■ **Web page and app entries**

----------

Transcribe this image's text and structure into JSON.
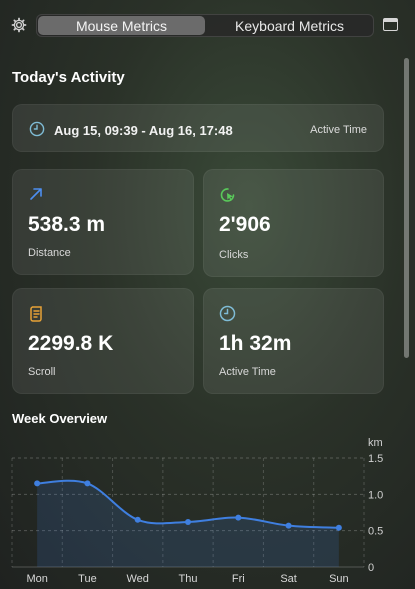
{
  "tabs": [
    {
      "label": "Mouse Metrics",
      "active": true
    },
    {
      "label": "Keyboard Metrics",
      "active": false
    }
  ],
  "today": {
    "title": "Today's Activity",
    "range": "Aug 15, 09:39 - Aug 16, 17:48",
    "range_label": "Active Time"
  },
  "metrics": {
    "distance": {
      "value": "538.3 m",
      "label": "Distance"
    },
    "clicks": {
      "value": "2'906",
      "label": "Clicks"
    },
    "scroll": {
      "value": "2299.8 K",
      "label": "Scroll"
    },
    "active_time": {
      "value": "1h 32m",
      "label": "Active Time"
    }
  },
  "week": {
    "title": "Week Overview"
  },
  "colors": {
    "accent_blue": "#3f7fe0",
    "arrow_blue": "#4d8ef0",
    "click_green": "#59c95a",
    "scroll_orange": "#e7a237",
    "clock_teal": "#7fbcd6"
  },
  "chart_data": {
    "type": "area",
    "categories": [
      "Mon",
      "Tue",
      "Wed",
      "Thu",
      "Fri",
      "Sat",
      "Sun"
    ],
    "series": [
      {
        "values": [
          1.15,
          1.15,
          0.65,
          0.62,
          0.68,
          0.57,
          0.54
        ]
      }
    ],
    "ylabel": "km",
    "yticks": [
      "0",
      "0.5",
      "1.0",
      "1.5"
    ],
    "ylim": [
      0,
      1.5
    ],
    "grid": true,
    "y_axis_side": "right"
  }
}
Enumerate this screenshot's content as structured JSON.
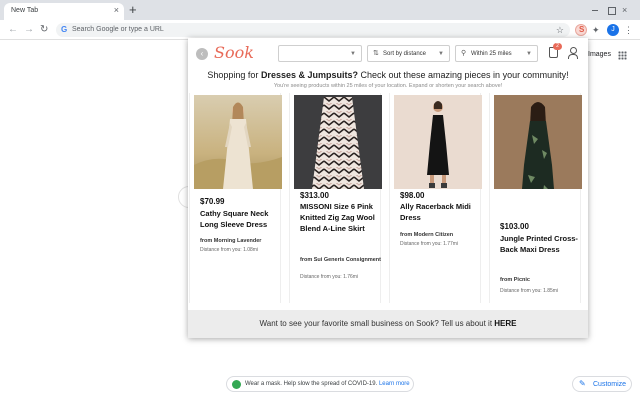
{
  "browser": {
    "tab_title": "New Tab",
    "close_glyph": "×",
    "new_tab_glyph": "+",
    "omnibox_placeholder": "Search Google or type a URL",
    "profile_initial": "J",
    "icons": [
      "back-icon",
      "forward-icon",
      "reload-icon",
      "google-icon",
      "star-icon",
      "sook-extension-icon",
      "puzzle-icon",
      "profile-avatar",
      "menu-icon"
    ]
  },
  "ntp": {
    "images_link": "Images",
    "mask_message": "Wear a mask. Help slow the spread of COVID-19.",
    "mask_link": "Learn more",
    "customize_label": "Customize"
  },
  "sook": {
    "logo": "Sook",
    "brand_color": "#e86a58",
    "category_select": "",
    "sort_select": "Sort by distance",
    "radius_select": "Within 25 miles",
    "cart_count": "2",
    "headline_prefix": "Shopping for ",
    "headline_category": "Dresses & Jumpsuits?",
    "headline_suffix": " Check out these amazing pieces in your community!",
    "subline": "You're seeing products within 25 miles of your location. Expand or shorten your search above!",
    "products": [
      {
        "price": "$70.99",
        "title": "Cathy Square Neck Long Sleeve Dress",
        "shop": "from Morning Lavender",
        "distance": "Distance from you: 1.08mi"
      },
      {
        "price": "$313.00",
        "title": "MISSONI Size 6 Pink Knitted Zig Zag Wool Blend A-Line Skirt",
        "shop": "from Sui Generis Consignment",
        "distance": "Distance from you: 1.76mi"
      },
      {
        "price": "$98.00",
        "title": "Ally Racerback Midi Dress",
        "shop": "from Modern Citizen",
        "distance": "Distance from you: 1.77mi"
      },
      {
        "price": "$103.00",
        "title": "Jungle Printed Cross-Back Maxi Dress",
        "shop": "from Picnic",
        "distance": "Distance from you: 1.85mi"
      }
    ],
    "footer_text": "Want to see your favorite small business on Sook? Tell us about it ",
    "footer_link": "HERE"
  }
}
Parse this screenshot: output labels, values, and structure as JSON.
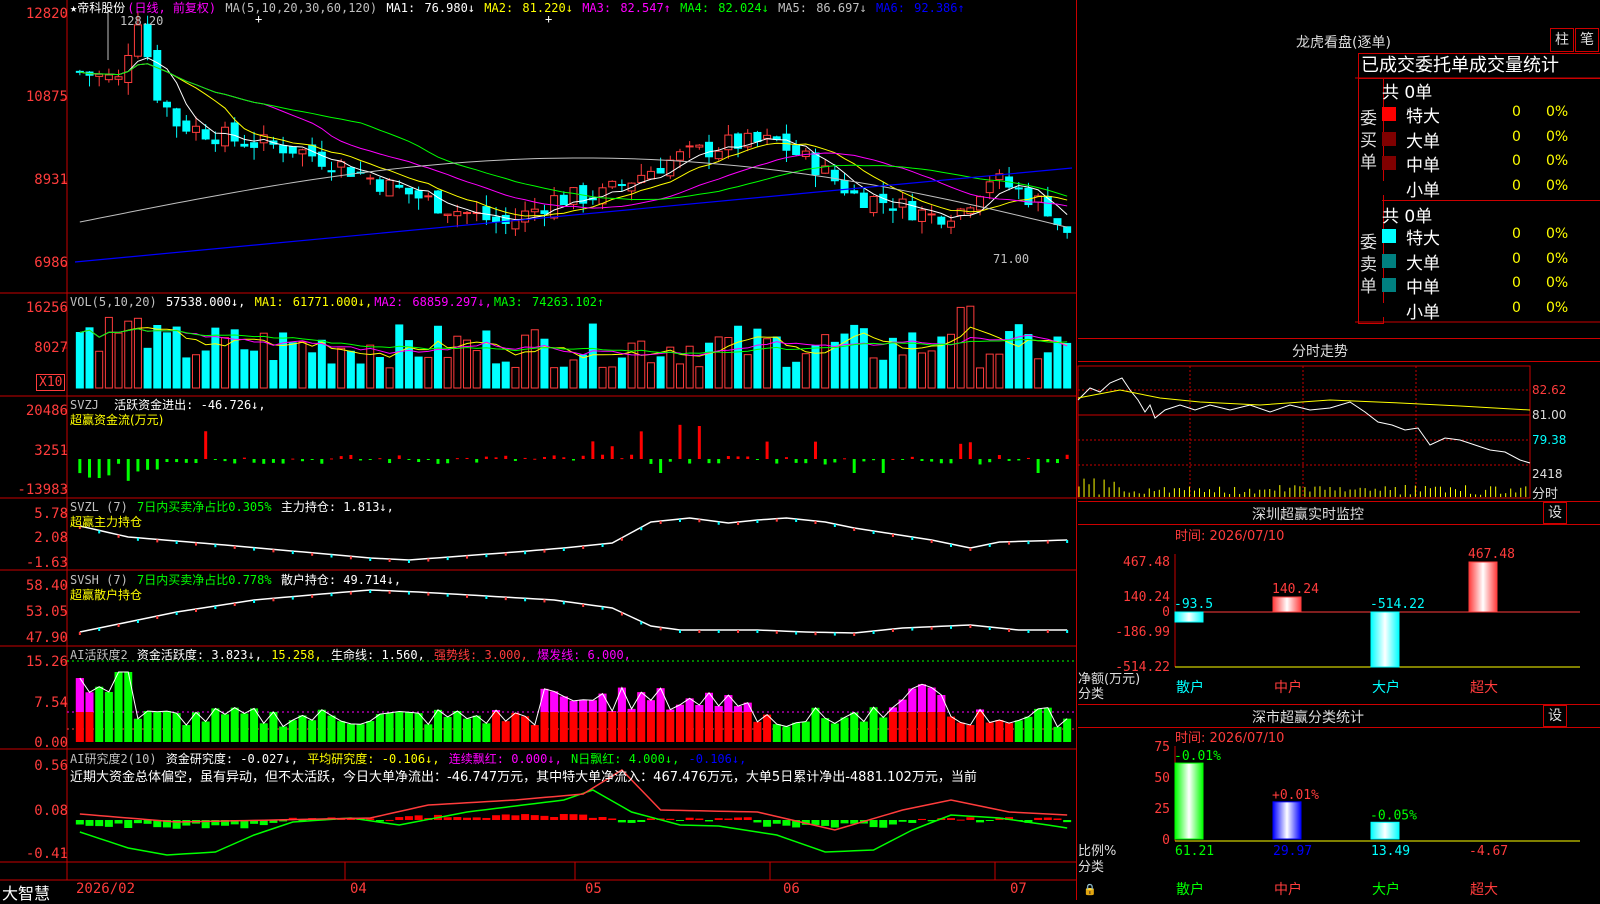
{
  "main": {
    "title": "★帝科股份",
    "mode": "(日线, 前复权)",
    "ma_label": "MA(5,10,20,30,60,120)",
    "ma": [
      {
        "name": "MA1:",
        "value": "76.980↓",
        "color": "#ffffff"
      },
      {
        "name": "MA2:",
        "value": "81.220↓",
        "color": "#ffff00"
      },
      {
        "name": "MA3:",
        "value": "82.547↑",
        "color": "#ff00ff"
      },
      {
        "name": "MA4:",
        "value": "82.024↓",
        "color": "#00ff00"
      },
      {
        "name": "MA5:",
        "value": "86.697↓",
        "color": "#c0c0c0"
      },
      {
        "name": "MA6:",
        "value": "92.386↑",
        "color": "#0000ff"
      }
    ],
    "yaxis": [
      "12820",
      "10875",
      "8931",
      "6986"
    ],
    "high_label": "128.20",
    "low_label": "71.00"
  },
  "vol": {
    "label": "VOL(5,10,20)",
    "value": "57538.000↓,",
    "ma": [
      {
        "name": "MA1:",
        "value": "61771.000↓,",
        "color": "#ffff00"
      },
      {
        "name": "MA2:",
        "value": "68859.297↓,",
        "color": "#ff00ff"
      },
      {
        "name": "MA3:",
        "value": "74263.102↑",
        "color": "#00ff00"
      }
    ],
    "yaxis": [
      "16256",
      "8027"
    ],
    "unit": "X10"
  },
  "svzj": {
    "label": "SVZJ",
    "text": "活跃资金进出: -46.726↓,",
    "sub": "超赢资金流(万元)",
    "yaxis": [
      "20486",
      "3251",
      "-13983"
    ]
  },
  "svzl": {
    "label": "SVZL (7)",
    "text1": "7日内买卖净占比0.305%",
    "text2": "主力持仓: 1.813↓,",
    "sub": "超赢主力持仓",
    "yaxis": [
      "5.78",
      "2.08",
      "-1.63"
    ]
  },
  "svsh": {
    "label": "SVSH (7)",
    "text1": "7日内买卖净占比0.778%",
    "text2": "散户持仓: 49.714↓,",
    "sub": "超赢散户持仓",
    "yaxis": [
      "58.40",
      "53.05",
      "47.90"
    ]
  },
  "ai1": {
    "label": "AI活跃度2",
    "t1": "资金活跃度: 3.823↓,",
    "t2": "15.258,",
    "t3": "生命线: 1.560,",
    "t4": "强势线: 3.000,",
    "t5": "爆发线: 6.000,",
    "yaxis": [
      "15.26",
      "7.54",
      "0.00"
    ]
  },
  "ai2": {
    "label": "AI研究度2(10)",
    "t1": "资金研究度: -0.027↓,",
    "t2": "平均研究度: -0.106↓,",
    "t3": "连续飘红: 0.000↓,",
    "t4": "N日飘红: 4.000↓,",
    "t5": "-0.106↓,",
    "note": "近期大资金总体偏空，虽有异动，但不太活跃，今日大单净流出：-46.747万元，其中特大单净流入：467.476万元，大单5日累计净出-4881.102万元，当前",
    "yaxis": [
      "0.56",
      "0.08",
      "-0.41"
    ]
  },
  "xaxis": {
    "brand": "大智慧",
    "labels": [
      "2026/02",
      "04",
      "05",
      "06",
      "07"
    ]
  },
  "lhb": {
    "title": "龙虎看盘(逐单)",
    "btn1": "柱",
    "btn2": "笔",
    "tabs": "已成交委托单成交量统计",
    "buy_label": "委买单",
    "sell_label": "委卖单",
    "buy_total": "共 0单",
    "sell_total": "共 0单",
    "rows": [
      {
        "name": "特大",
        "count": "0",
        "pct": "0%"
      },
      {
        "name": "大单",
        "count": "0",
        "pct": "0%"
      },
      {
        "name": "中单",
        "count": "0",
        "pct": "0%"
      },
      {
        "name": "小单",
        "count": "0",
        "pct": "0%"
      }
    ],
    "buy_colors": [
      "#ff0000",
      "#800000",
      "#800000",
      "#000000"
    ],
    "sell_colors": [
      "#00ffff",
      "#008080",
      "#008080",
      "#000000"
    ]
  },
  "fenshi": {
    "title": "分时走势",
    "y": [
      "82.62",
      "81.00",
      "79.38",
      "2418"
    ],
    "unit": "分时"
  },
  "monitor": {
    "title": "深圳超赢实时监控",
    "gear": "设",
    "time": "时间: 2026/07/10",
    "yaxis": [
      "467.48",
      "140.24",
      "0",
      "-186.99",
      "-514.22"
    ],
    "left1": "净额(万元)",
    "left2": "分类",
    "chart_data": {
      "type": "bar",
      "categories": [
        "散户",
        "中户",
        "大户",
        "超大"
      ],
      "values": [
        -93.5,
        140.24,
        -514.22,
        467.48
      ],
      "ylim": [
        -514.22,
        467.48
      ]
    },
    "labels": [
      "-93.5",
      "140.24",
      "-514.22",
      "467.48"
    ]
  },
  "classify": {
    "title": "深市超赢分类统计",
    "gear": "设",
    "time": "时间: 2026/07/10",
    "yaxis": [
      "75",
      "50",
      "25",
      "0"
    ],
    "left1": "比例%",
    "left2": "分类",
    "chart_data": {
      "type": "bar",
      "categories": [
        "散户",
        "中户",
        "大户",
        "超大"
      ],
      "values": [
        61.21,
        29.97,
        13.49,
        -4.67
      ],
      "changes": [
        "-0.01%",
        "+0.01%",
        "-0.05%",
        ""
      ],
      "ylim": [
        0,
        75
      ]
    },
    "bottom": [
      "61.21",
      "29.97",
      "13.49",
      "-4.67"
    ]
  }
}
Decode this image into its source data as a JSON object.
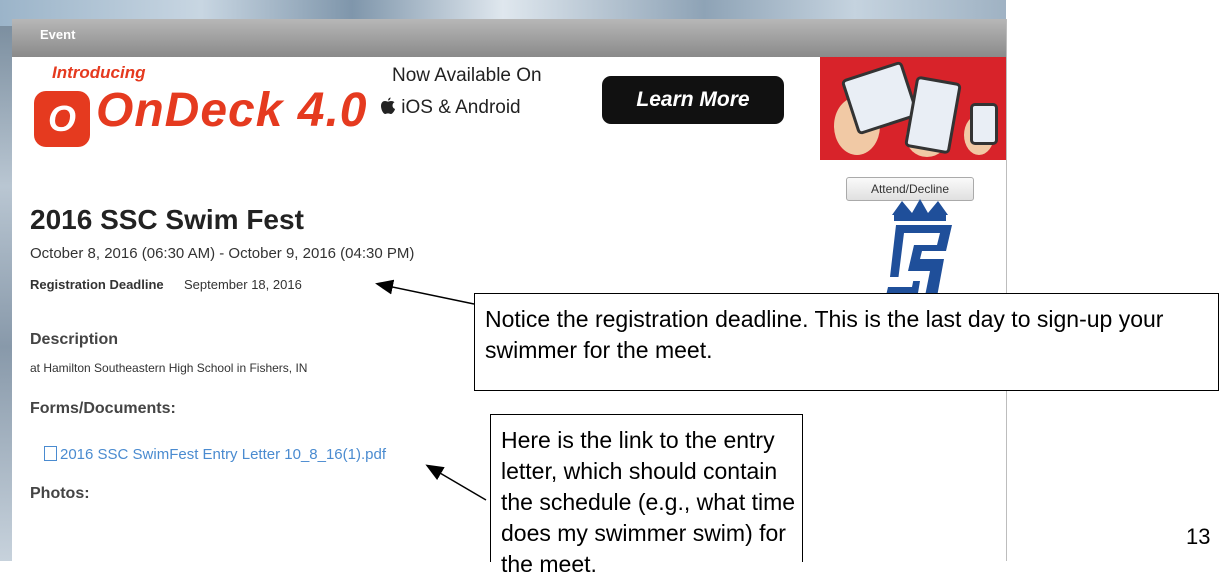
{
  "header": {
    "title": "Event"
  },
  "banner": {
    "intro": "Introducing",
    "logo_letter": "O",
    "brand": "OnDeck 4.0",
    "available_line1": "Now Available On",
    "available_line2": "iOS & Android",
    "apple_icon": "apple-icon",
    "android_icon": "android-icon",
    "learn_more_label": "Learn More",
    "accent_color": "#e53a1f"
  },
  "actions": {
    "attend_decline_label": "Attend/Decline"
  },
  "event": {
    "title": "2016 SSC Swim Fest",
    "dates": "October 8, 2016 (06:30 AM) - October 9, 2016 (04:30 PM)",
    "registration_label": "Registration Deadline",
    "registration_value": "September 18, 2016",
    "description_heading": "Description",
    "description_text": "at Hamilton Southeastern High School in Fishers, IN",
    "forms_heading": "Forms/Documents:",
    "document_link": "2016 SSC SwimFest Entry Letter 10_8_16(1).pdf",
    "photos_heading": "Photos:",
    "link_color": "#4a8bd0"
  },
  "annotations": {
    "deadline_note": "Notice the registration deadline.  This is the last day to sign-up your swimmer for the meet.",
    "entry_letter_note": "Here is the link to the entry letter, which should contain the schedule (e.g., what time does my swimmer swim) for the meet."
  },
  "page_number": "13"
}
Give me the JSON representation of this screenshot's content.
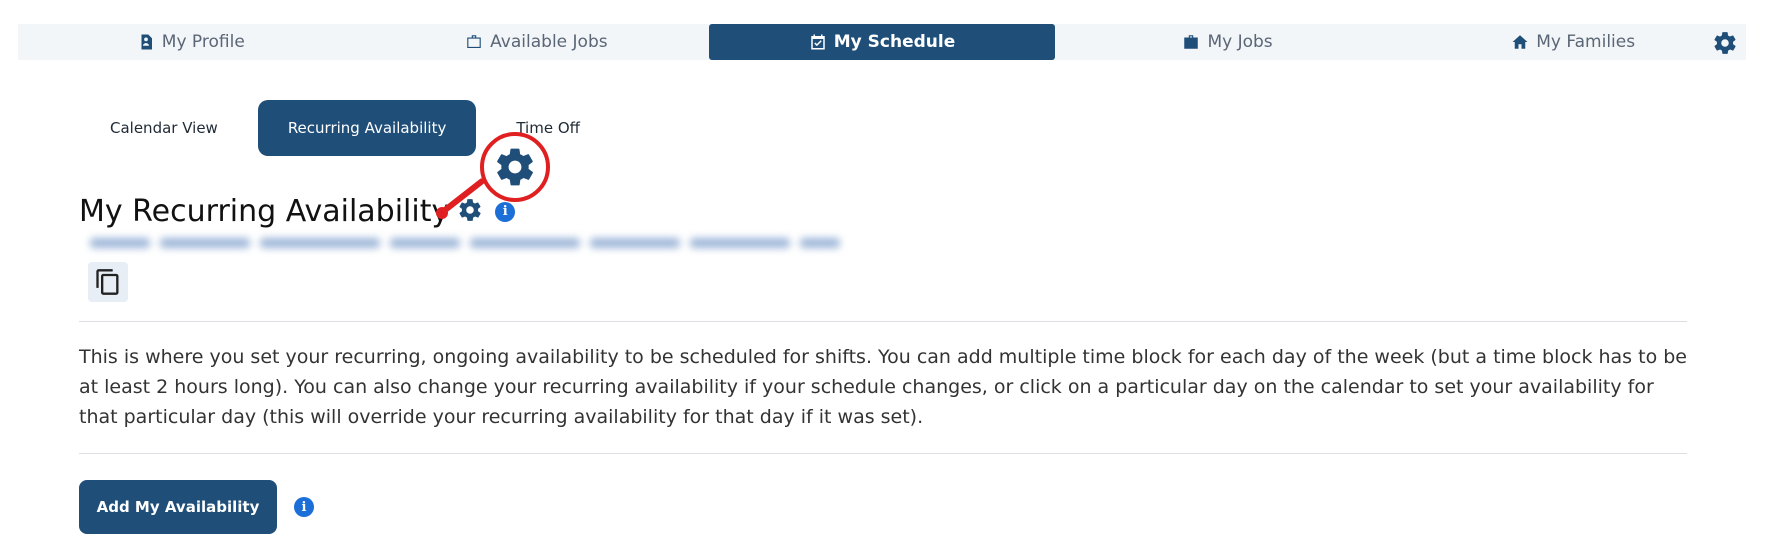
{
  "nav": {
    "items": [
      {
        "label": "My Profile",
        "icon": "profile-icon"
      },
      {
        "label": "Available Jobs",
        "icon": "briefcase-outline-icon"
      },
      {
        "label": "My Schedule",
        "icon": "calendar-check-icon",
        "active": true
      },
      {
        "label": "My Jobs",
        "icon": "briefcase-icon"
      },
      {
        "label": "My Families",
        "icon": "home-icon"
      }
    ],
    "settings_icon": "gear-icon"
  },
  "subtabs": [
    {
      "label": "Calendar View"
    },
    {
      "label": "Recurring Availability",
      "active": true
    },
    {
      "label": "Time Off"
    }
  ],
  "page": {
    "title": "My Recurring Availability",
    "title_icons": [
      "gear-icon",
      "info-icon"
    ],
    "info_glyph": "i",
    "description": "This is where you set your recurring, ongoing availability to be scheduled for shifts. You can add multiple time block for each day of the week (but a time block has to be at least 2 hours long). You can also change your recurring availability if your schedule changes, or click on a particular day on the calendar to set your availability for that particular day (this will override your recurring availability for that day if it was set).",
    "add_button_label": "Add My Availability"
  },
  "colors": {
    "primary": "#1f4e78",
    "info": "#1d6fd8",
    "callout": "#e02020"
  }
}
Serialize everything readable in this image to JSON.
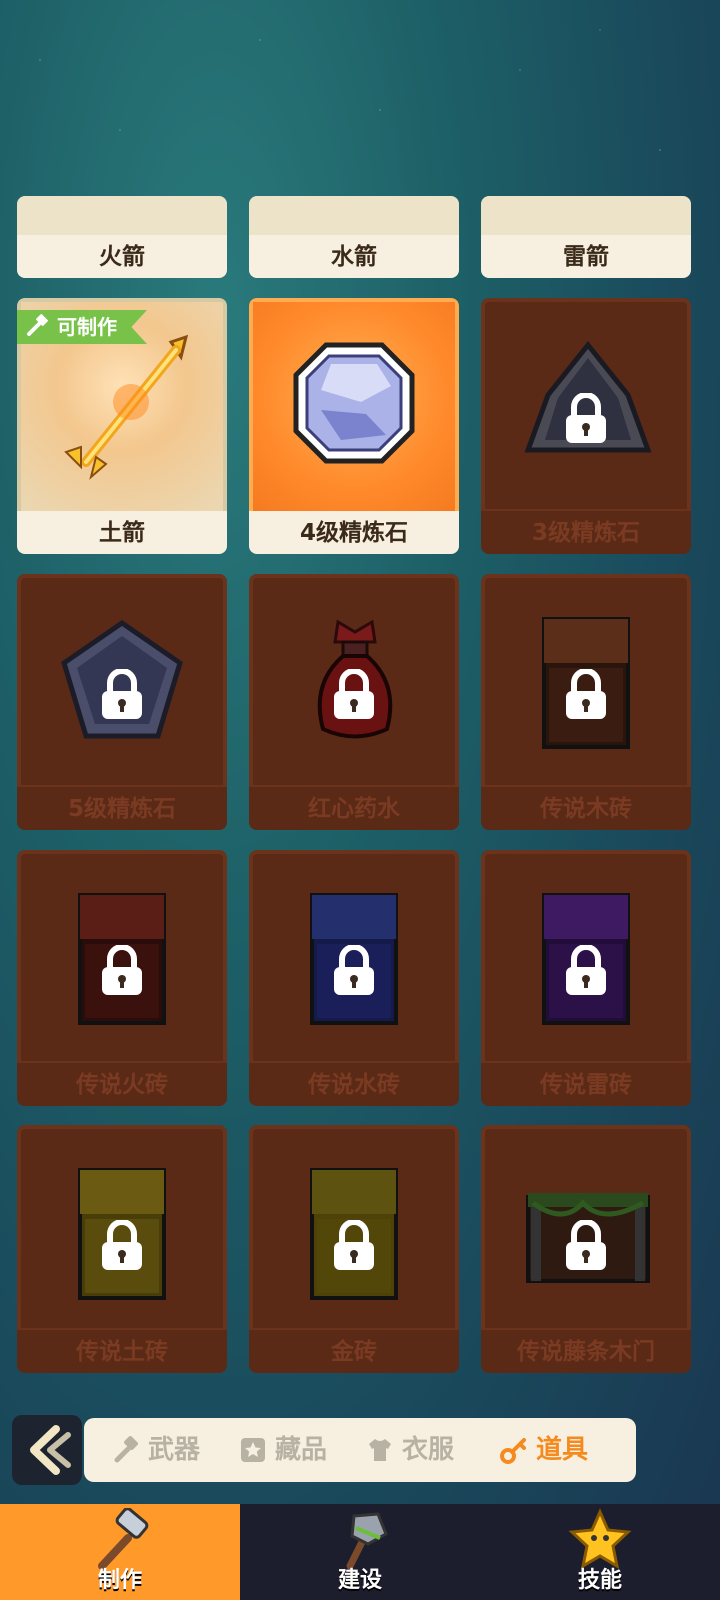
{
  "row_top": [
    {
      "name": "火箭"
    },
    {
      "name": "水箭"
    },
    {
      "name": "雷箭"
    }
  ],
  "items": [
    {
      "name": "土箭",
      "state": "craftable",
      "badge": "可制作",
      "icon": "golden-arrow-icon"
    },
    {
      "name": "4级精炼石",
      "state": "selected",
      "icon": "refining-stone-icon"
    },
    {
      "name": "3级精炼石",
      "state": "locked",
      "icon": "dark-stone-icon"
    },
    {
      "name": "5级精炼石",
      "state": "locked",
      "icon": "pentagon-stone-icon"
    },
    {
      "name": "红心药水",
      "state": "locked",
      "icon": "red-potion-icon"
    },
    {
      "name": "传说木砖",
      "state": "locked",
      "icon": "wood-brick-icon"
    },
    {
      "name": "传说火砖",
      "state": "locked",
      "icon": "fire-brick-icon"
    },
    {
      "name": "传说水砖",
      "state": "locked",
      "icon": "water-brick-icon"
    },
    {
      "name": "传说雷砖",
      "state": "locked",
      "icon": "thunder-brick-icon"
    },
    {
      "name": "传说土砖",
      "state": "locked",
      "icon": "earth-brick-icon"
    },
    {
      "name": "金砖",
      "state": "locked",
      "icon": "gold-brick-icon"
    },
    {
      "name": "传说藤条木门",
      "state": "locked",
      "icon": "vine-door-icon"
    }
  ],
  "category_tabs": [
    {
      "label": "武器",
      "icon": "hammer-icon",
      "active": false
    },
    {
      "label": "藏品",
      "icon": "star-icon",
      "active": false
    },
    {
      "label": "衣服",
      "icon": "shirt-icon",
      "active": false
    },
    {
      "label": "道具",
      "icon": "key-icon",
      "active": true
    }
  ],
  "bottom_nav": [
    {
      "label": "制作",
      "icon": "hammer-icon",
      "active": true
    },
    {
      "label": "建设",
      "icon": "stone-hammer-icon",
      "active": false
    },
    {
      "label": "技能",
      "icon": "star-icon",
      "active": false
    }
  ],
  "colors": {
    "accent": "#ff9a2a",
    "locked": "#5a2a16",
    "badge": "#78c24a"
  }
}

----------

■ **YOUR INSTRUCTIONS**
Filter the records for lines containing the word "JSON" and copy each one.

■ **EXERCISE OUTPUT**
Transcribe this image's text and structure into JSON.
Enumerate this screenshot's content as structured JSON.
Parse this screenshot: output labels, values, and structure as JSON.
Decode this image into its source data as a JSON object.
Give me the JSON representation of this screenshot's content.
Serialize everything readable in this image to JSON.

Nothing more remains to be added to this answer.